● **Task directions**
Check the entries below for lines with "multiplier"; report only how many there are.

[Data records]

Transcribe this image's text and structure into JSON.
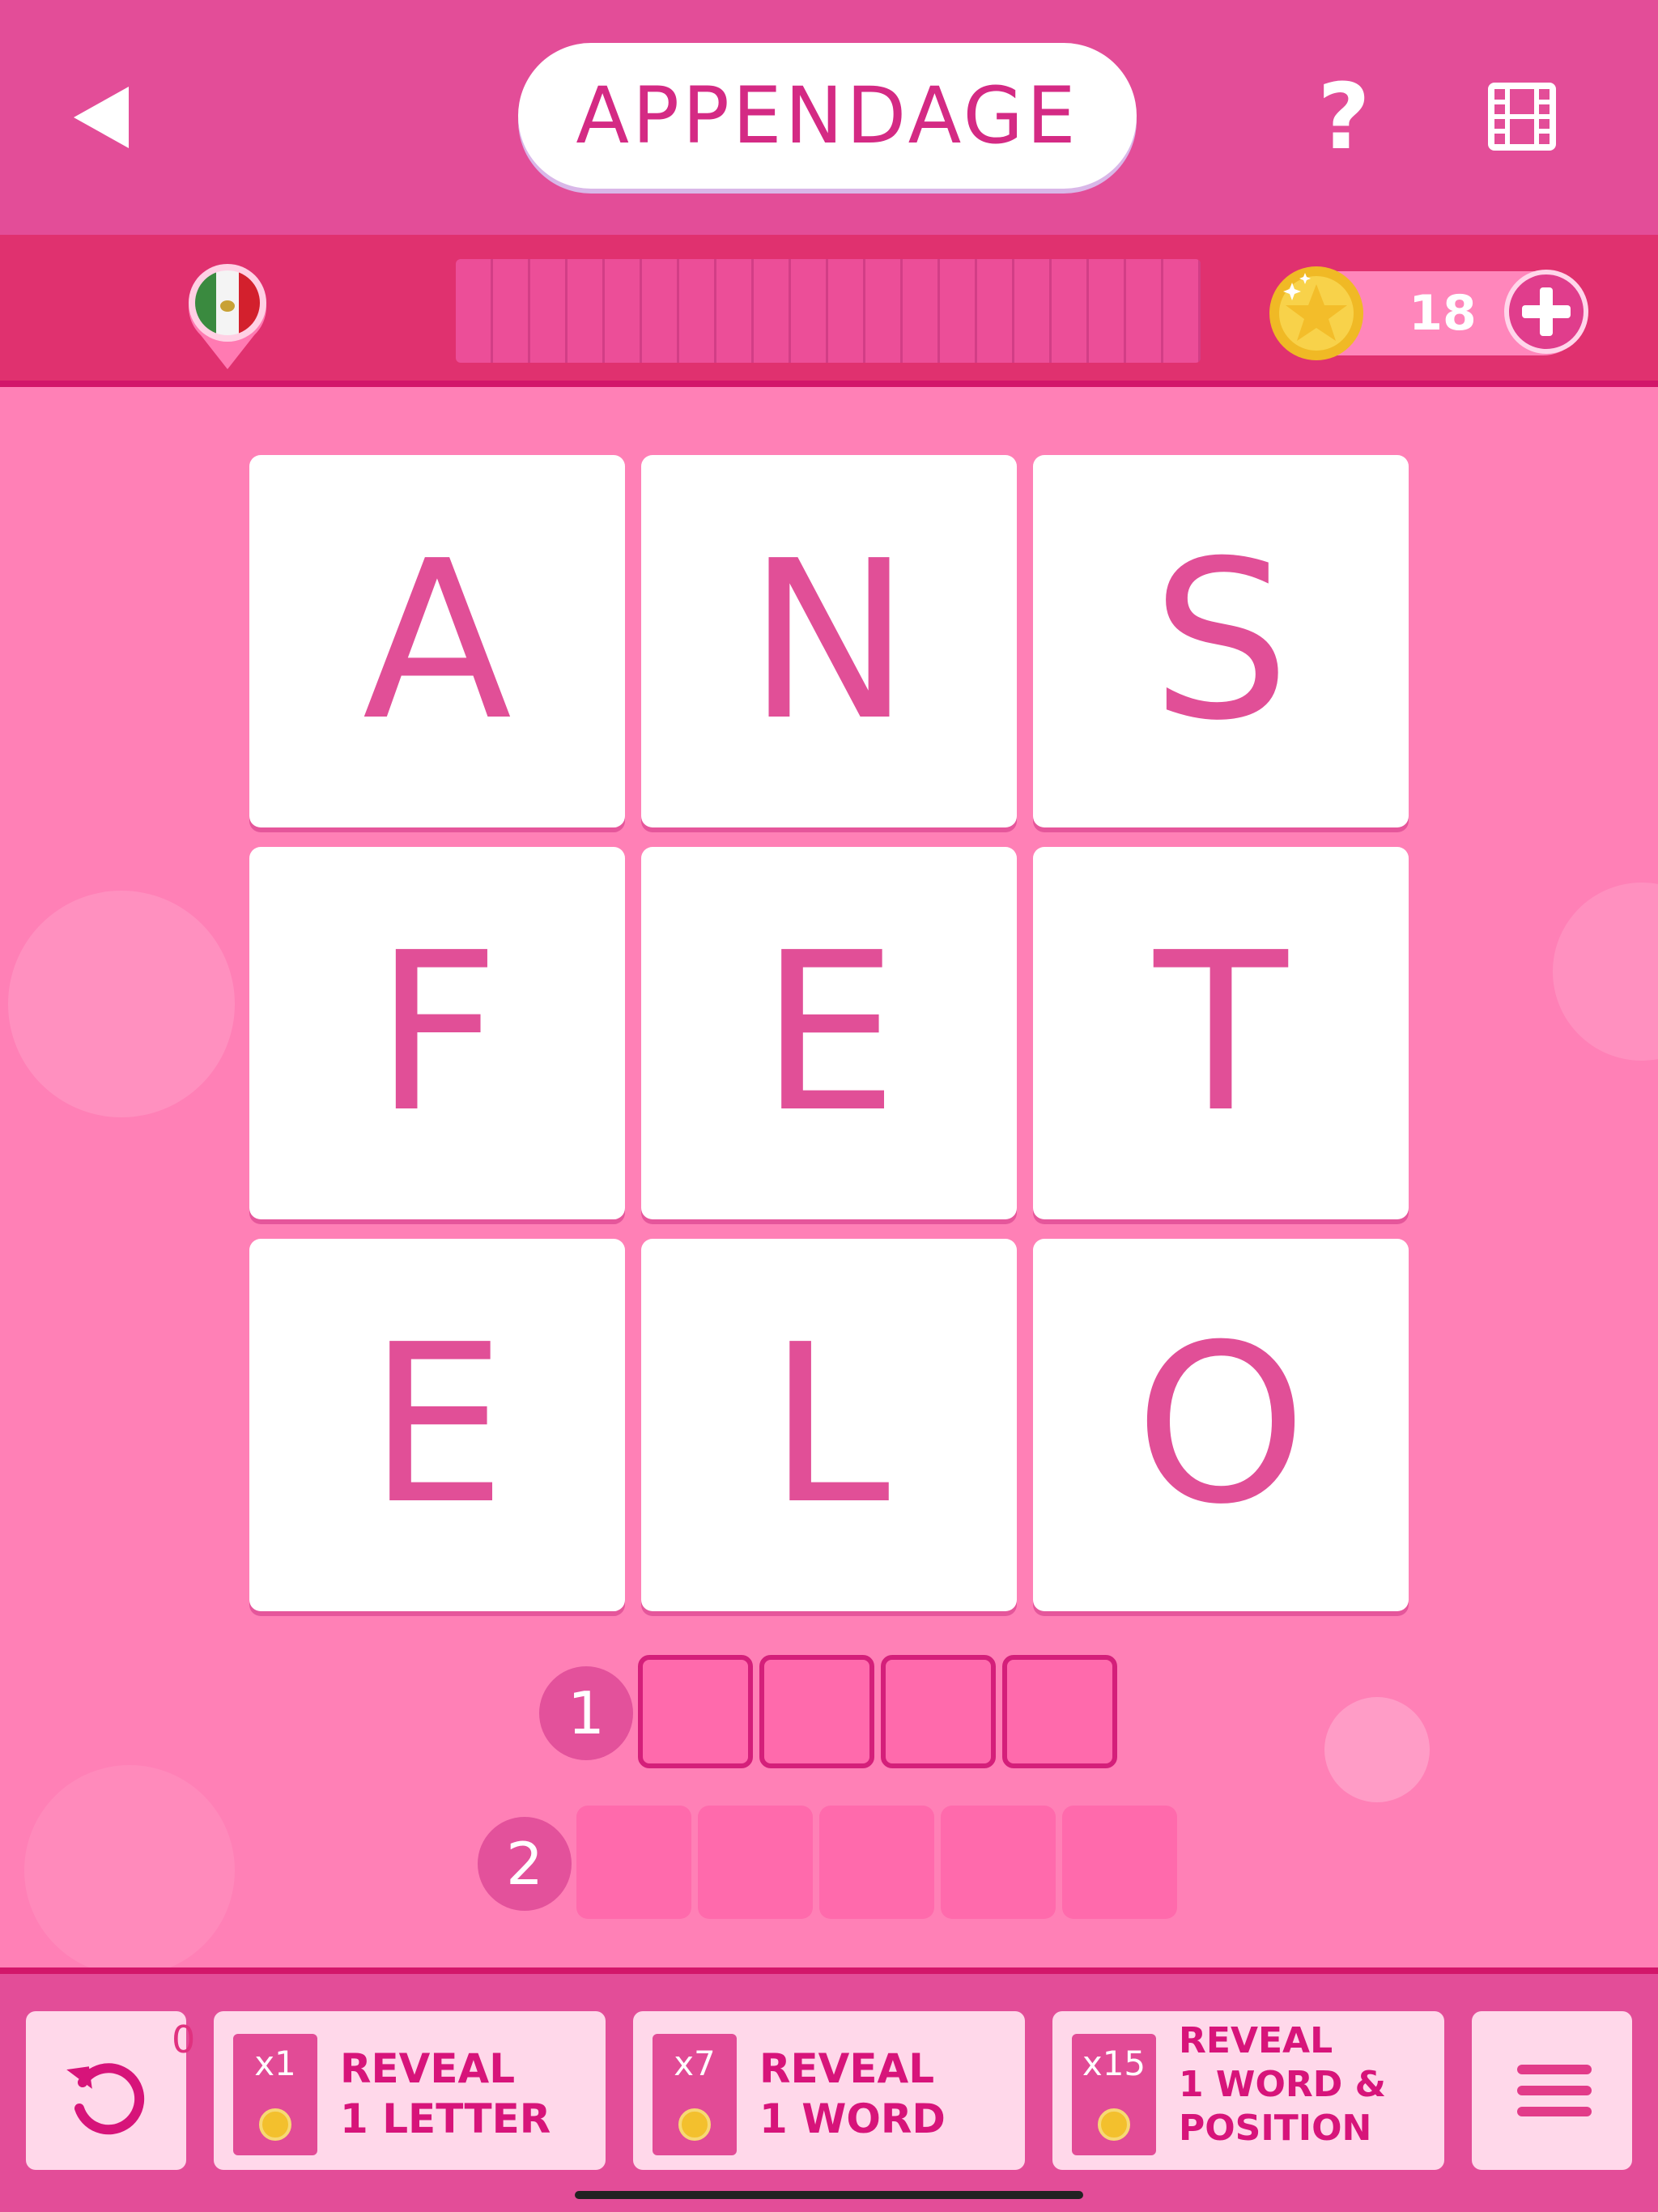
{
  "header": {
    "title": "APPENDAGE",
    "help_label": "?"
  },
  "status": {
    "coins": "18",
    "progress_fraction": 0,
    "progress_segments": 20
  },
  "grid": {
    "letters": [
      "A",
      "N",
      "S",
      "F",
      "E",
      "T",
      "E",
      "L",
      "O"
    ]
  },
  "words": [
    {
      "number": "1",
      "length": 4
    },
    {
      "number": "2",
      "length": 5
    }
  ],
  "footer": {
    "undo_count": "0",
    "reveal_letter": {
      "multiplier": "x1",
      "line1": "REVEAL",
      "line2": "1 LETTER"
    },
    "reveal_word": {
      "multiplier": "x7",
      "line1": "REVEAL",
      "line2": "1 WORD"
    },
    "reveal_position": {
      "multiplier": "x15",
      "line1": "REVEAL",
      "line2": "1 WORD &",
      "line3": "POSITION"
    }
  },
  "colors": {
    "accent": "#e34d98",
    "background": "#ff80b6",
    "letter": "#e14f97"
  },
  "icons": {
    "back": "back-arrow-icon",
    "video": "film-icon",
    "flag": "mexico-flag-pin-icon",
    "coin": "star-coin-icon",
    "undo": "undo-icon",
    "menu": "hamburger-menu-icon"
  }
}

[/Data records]
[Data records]

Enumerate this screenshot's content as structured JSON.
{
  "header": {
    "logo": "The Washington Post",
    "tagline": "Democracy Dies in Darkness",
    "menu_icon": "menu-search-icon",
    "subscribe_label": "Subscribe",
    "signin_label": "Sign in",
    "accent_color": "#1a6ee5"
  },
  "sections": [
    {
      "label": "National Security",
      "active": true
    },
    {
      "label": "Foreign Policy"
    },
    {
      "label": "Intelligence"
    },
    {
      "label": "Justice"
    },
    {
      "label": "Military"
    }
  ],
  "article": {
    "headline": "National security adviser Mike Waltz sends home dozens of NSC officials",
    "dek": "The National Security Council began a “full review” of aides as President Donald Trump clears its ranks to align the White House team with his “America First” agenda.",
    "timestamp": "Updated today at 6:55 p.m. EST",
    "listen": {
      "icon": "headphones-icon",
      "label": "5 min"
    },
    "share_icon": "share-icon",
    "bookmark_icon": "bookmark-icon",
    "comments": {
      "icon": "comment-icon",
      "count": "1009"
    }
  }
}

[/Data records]

● **Your response**
3